WHAT THE TASK REQUIRES -> Look through the material that follows and show every line with the string "value".

SUPPLIED INFORMATION ->
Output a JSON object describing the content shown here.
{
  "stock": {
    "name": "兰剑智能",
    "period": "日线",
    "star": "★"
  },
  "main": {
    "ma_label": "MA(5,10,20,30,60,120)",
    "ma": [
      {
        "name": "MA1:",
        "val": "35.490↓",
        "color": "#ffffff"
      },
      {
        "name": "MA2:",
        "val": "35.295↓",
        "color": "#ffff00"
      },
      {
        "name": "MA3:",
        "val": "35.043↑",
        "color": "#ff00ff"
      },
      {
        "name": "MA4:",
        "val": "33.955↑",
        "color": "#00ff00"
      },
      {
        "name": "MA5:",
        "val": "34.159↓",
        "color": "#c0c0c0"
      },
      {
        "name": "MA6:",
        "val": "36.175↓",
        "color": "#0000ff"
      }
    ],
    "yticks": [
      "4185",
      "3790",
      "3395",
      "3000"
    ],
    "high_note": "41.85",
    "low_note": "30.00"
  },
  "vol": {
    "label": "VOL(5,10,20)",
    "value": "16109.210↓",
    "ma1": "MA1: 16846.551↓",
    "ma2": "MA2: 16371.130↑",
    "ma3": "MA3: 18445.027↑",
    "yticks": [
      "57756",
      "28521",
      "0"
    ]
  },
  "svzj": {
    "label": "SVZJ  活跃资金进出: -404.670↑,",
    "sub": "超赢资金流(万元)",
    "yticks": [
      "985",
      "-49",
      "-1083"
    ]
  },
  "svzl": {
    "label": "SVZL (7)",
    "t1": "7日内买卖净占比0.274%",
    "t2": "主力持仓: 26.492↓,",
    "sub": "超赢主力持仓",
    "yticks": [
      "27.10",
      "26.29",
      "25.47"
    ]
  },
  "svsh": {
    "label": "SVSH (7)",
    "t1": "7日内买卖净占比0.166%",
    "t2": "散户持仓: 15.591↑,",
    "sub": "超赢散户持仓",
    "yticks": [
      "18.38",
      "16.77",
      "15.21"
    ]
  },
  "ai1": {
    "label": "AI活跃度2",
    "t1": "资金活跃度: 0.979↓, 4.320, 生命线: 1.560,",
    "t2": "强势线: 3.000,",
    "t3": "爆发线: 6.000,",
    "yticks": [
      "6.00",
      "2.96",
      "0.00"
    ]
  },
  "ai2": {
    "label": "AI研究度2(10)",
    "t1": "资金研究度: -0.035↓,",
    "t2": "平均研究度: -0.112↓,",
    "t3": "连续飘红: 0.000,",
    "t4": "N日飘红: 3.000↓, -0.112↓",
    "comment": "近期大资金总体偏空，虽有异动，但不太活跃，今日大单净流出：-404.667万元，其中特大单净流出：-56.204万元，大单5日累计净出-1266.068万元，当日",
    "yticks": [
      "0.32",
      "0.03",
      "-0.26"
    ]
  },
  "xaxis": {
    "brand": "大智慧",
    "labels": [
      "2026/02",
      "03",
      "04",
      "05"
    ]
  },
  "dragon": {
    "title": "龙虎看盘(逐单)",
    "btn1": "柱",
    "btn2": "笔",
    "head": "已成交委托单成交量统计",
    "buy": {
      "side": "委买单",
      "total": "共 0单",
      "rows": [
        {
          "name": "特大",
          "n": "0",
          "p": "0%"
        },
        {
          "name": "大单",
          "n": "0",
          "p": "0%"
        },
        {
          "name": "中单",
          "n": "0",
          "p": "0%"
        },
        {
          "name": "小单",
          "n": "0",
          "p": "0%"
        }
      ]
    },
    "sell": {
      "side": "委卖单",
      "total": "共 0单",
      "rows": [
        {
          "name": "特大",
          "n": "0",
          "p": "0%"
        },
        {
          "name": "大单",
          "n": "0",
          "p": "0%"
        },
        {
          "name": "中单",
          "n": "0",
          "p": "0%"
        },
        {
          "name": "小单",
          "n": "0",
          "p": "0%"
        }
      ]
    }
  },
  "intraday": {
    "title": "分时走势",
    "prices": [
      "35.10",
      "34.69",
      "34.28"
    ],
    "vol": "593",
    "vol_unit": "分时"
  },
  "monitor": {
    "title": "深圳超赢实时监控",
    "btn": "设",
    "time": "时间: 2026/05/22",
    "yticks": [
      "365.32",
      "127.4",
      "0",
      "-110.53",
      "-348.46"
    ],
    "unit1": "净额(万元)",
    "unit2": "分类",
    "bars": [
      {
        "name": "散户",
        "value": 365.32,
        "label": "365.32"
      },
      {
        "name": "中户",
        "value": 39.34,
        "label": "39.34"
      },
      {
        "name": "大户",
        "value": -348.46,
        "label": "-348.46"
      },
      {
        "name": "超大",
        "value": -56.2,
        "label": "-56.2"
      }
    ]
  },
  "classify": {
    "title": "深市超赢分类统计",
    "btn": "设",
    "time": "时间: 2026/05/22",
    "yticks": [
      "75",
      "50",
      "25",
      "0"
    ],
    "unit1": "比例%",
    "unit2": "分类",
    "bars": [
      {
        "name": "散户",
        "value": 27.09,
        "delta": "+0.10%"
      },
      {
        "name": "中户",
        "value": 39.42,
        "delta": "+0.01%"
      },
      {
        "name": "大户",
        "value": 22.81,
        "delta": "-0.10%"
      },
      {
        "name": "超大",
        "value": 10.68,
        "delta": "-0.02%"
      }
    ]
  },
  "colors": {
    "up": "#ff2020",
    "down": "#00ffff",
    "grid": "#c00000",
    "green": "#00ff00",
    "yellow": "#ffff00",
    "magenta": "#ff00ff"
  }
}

SOLUTION FOR THIS EXERCISE ->
    "value": "16109.210↓",
        "value": 365.32,
        "value": 39.34,
        "value": -348.46,
        "value": -56.2,
        "value": 27.09,
        "value": 39.42,
        "value": 22.81,
        "value": 10.68,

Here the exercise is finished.